In 1982, the couple's third child, Rachel, was born. This was no casual event, as it enforced the belief in Vicki's recurrent visions that they would have another daughter. The couple put their home up for sale and, in August of 1983, they received some $50,000 for it. Vicki's family strongly objected to their plan, but there was nothing they could do to change her mind. The Weaver family drove west to Montana in hopes of finding their new home. However, when they reached Montana, they considered property there to be overpriced and decided to head for Idaho.
Upon arriving in Idaho, it did not take long for the Weavers to find a beautiful spot southwest of Bonners Ferry in the Selkirk Mountains. The property overlooked Ruby Creek and on a clear day you could see Montana and Washington in the distance. A writer for the New York Times, Philip West, later stated that the view "could make you weep for the power of God's hand." The Weavers paid just $5,000 for the 20-acre parcel.

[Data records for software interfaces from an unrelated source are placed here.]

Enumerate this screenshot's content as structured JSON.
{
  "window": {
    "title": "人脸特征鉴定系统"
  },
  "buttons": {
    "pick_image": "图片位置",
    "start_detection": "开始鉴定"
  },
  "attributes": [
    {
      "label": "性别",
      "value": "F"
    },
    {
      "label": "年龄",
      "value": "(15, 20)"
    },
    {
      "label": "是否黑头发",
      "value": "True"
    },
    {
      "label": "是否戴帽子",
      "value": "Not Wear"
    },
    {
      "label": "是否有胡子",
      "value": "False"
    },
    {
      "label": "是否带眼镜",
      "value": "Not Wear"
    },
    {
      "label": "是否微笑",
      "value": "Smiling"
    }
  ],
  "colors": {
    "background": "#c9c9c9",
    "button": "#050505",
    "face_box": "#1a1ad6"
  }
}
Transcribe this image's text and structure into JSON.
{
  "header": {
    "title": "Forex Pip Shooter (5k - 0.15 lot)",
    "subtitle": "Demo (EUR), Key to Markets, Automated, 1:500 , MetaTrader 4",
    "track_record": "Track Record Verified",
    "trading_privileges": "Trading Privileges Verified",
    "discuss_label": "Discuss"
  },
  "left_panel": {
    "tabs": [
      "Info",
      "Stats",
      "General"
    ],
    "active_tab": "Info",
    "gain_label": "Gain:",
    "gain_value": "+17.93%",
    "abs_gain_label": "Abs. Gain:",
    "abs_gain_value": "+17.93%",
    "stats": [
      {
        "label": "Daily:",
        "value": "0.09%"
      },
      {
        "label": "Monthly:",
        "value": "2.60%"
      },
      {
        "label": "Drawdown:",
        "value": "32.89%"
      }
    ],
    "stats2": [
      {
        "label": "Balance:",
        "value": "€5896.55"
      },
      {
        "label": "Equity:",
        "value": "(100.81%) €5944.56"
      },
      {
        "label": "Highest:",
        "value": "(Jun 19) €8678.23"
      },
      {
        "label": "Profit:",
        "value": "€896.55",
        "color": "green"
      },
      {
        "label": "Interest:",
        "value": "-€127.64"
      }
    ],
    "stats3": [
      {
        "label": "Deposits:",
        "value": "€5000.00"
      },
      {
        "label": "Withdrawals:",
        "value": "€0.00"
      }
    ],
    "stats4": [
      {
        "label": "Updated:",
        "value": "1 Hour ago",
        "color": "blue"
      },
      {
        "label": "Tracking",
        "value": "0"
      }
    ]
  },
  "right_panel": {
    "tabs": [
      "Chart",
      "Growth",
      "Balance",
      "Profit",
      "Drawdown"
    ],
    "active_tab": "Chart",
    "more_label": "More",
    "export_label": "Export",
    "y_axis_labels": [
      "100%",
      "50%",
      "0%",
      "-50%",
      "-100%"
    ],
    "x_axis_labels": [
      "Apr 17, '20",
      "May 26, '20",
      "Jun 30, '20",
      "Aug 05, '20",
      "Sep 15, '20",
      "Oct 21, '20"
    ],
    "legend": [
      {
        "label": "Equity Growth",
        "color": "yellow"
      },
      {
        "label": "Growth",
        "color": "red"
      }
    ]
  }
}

By March of 1984, Randy had built a cabin from scrap lumber and the family began living on the mountain. There was no electricity or running water, but for the Weavers it was paradise. Vicki home schooled the children and the couple soon had a close group of friends throughout the area. One of these friends in particular was a 15-year-old boy named Kevin Harris. His father had died when he was just 2 years old and his young mother found it too difficult to raise him along with his three siblings. As with many troubled youths, Kevin turned to the streets and eventually drugs. Randy Weaver met Kevin through mutual friends sometime during the mid 1980's and took a liking to the young man. He made it his mission to save Kevin from the evils of the world and took him under his wing. Kevin moved in with the family and Randy and Vicki considered him as their own son.
Many of their new friends held extremely racist views and eventually persuaded the Weavers to adopt some of these views. Vicki accepted as justification for these racist views passages in the Biblical apocrypha, the so-called lost books of the Bible, which describe the African race as sinners and "mud people." The Weavers's philosophies were ever changing, but bascially they accepted those who fit into their world, such as Kevin Harris, and rejected those who did not.
During the mid to late 1980's many of Randy and Vicki's friends stopped coming up to the cabin. Several people had accused them of theft, while others decided that they could no longer take their continuous preaching. Regardless of the cause, this situation led Vicki to file a document in the Boundary County Courthouse, which named several people in a supposed conspiracy to harm them. Interestingly enough, several members of the FBI, Secret Service and Boundary County Sheriff's Office were named in the document. Their belief that there was a conspiracy against them could be what prompted Randy to run for Boundary County Sheriff in 1988. However, he lost the primary and only collected 10% of the vote, probably because of his strongly racist ideas and his contempt for both local and federal governments. Randy never made any promises during his brief campaign, however one of his tactics involved handing out "get out of jail free" cards, claiming that anyone arrested for a nonviolent crime would get a second chance if he were elected. This publicity stunt may have been why the government began to focus its attention on the Weaver family.